(Reuters) - WhatsApp co-founder Brian Acton had disagreements with Facebook Chief Executive Mark Zuckerberg and Chief Operating Officer Sheryl Sandberg over monetization of the messaging service before he left the company, according to an interview with Acton published by Forbes on Wednesday.
Facebook-owned Instagram's co-founders Kevin Systrom and Mike Krieger were the latest senior executives to leave the social media company on Monday, with many media reports saying friction with Zuckerberg had caused the departures.
Acton spent eight years with WhatsApp before leaving the company in September last year.
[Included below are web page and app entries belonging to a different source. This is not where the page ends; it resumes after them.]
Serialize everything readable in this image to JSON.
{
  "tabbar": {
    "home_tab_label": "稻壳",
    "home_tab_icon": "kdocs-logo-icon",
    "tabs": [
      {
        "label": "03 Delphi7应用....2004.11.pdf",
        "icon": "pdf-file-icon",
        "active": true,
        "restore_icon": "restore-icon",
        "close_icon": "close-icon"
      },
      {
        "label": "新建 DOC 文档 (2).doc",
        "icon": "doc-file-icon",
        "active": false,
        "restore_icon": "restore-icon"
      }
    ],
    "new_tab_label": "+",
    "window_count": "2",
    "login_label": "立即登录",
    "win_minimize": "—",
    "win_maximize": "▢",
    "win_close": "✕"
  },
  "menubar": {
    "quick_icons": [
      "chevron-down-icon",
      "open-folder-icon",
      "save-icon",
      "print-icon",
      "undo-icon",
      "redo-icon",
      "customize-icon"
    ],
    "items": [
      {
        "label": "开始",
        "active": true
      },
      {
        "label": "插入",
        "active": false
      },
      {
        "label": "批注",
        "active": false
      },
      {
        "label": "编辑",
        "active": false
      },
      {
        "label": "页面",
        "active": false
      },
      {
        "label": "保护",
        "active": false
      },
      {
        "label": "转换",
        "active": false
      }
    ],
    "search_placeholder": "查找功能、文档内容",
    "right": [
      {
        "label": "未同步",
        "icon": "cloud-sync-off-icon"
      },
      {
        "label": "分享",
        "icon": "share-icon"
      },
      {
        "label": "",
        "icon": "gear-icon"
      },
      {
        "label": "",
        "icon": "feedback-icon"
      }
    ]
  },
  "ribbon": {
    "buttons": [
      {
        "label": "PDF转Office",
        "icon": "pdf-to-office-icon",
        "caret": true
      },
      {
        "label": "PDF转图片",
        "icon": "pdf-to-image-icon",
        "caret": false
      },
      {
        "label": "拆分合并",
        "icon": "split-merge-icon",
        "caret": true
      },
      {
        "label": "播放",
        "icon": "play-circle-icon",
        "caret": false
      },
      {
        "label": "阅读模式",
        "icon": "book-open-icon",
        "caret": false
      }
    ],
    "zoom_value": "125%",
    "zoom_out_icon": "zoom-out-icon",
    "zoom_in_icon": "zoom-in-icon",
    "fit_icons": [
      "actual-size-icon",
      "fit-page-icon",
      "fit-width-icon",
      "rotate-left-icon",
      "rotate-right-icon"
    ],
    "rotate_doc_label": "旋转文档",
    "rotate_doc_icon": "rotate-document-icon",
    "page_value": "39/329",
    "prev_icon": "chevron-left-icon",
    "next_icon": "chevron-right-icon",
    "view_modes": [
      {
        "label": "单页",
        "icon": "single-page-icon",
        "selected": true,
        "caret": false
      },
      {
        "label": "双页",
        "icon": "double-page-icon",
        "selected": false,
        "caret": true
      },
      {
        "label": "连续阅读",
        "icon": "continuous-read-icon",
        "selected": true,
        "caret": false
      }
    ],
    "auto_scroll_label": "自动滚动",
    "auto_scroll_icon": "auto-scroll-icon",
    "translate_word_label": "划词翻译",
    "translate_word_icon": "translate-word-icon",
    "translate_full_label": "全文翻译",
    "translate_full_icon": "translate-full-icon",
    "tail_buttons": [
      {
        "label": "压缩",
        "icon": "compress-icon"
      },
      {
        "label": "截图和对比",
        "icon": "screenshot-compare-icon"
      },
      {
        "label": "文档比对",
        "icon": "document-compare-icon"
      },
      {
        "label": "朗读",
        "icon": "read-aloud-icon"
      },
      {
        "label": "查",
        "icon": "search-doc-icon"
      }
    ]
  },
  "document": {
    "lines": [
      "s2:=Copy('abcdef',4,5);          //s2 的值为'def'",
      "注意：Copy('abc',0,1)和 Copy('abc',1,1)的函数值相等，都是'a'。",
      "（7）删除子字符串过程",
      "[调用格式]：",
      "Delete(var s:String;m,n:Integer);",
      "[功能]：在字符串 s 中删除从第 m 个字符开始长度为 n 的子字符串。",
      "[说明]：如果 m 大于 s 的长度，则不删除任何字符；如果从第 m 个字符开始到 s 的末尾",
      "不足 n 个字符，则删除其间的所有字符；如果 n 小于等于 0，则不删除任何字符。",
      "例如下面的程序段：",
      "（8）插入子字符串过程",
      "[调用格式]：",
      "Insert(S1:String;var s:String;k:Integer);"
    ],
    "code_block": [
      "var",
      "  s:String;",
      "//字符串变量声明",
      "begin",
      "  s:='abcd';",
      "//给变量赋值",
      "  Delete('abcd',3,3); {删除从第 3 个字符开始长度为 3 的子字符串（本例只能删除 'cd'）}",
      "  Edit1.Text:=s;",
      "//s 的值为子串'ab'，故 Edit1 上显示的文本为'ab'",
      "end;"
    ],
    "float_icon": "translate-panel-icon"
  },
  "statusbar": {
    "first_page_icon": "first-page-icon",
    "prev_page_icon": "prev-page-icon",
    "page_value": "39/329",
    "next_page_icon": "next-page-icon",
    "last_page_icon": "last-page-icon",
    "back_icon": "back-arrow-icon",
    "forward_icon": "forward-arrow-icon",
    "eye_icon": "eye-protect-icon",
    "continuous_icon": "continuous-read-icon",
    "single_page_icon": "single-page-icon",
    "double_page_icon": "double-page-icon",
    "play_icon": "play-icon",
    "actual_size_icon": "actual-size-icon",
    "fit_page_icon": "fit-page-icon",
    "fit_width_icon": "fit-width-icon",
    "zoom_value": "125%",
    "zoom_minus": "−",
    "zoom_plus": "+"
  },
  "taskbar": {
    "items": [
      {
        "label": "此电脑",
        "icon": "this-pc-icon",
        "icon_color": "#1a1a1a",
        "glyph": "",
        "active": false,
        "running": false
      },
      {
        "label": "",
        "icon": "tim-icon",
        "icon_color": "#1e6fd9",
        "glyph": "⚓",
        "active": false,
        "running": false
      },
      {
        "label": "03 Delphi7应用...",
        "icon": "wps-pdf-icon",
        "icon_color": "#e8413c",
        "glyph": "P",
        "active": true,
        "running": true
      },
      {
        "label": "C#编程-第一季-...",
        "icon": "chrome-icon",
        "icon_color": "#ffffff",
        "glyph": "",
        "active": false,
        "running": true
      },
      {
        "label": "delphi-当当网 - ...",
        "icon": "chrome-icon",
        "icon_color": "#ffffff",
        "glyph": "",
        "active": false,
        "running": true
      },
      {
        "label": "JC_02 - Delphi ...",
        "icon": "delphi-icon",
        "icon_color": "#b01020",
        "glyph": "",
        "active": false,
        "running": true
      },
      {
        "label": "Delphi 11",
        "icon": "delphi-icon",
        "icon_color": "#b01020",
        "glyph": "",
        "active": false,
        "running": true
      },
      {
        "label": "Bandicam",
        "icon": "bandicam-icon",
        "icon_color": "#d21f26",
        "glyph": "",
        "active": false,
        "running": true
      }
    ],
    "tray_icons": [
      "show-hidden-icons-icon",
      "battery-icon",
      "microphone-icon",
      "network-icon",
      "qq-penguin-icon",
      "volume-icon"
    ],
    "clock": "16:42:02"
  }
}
His co-founder, Jan Koum, left the company in April in a loss of one of the strongest advocates for privacy inside Facebook.
The Forbes interview https://www.forbes.com/sites/parmyolson/2018/09/26/exclusive-whatsapp-cofounder-brian-acton-gives-the-inside-story-on-deletefacebook-and-why-he-left-850-million-behind with Acton said that Facebook wanted to sell businesses tools to chat with WhatsApp users followed by analytics tools.
However, Acton said WhatsApp's end-to-end encryption stood in the way, and Facebook managers questioned and probed ways to offer businesses analytical insights on WhatsApp users while keeping the encrypted environment.
The report said Acton had proposed monetizing WhatsApp through a metered-user model, charging users after a certain large number of free messages were used up. His plans were shot down by Sandberg, saying "It won't scale".
Facebook did not immediately respond to a request for comment on the report.
(Reporting by Munsif Vengattil in Bengaluru; Editing by Shailesh Kuber)